Production of γ-butyrolactone, 3-methylthio-1-propanol and ethyl 4-hydroxybutanoate

Limited information about the production of these compounds by yeast can be found in the literature. Although γ-butyrolactone was characterized as being negatively related to YAN level in grape must (Bosso, 1996), our results, which were obtained over a very wide range of nitrogen concentrations, showed a direct relationship with low nitrogen levels. Such low nitrogen levels have not been considered in other reports. The profile of γ-butyrolactone production also resembles that of higher alcohols and isoacids. The relation of γ-butyrolactone with ethyl-4-hydroxybutanoate production was proposed previously (Muller et al., 1973); however, an important strain difference was observed for KU1 in ethyl-4-hydroxybutanoate production. Recently, 3-methylthio-1-propanol production was described to be negatively related to the nitrogen concentration of the medium (Moreira et al., 2002). However, our results showed a different behavior for M522 at lower nitrogen levels, indicating a positive relation with this thioalcohol (Fig. 6b), which is more consistent with the general behavior of higher alcohols shown in Fig. 3.
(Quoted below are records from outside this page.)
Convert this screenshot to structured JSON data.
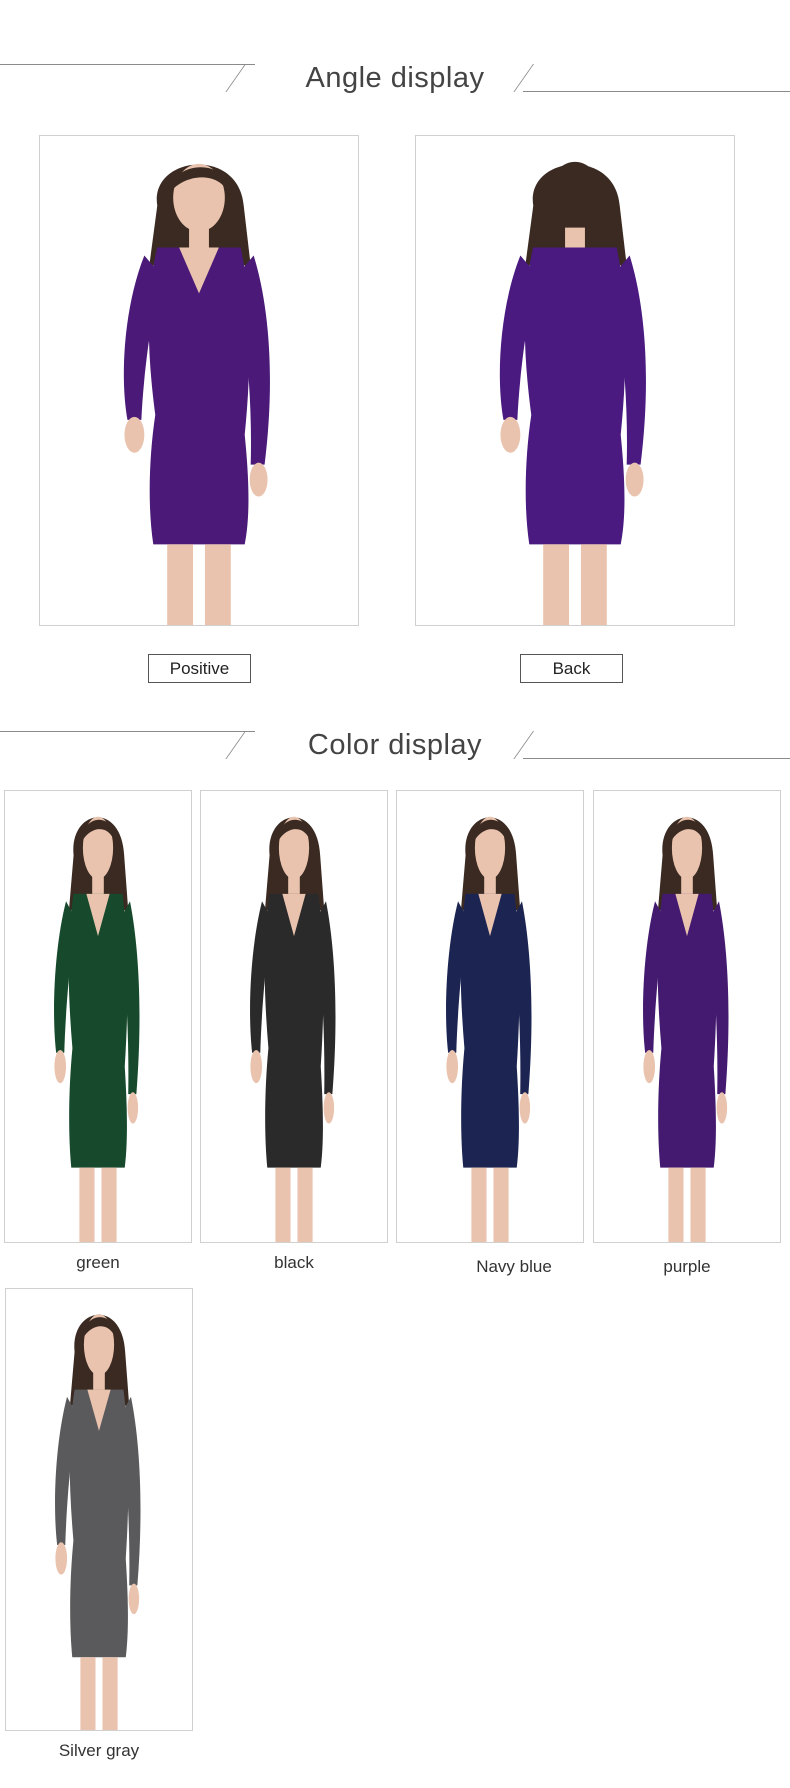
{
  "angle_section": {
    "title": "Angle display",
    "views": [
      {
        "label": "Positive",
        "dress_color": "#4b1a78",
        "orientation": "front"
      },
      {
        "label": "Back",
        "dress_color": "#4a1a80",
        "orientation": "back"
      }
    ]
  },
  "color_section": {
    "title": "Color display",
    "variants": [
      {
        "label": "green",
        "dress_color": "#174a2c"
      },
      {
        "label": "black",
        "dress_color": "#2a2a2a"
      },
      {
        "label": "Navy blue",
        "dress_color": "#1c2552"
      },
      {
        "label": "purple",
        "dress_color": "#441a70"
      },
      {
        "label": "Silver gray",
        "dress_color": "#5a5a5c"
      }
    ]
  },
  "colors": {
    "skin": "#e9c3ae",
    "hair": "#3a2a22",
    "frame_border": "#d0d0d0",
    "rule": "#8a8a8a"
  }
}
In summary, depending on the yeast strain utilized, the formation of aroma compounds presented different responses when nitrogen was added to the medium. Nitrogen addition could also decrease ester and fatty acid concentration during fermentation of a strain, such as KU1, a phenomenon not described previously to the best of our knowledge.

From a chemical point of view, in our artificial medium, it was possible to obtain a clear discrimination between both model strains evaluated through the analysis of key compounds produced after fermentation like higher alcohols, fatty acids, ethyl esters and lactones. Major differences between strains in relation to aroma compound concentrations were obtained at a higher nitrogen level (400 mg N L−1). Based on these two strains and the appropriate conditions determined in this work, our results will allow the development of data models for metabolic footprinting methods for industrial yeast strain discrimination.

From a biotechnological point of view, the results obtained had shown a better adaptation of strains such as KU1 for the fermentation of grape varieties with considerably variable character such as most of the red Vitis vinifera and some white grapes such as Sauvignon Blanc, Chardonnay, Riesling and Muscats. On the contrary, strains like M522 would be more suitable for fermentation of neutral varieties, in which fermentation aromas such as esters and fatty acids would contribute toward improving the fruity intensity of the wine when the nitrogen level of these grape musts is increased.


We would like to thank Prof. Patrick Moyna and Dr Carina Gaggero. for the critical comments made for this manuscript We would also thank PDT, INIA and CSIC of UdelaR for financially supporting this project.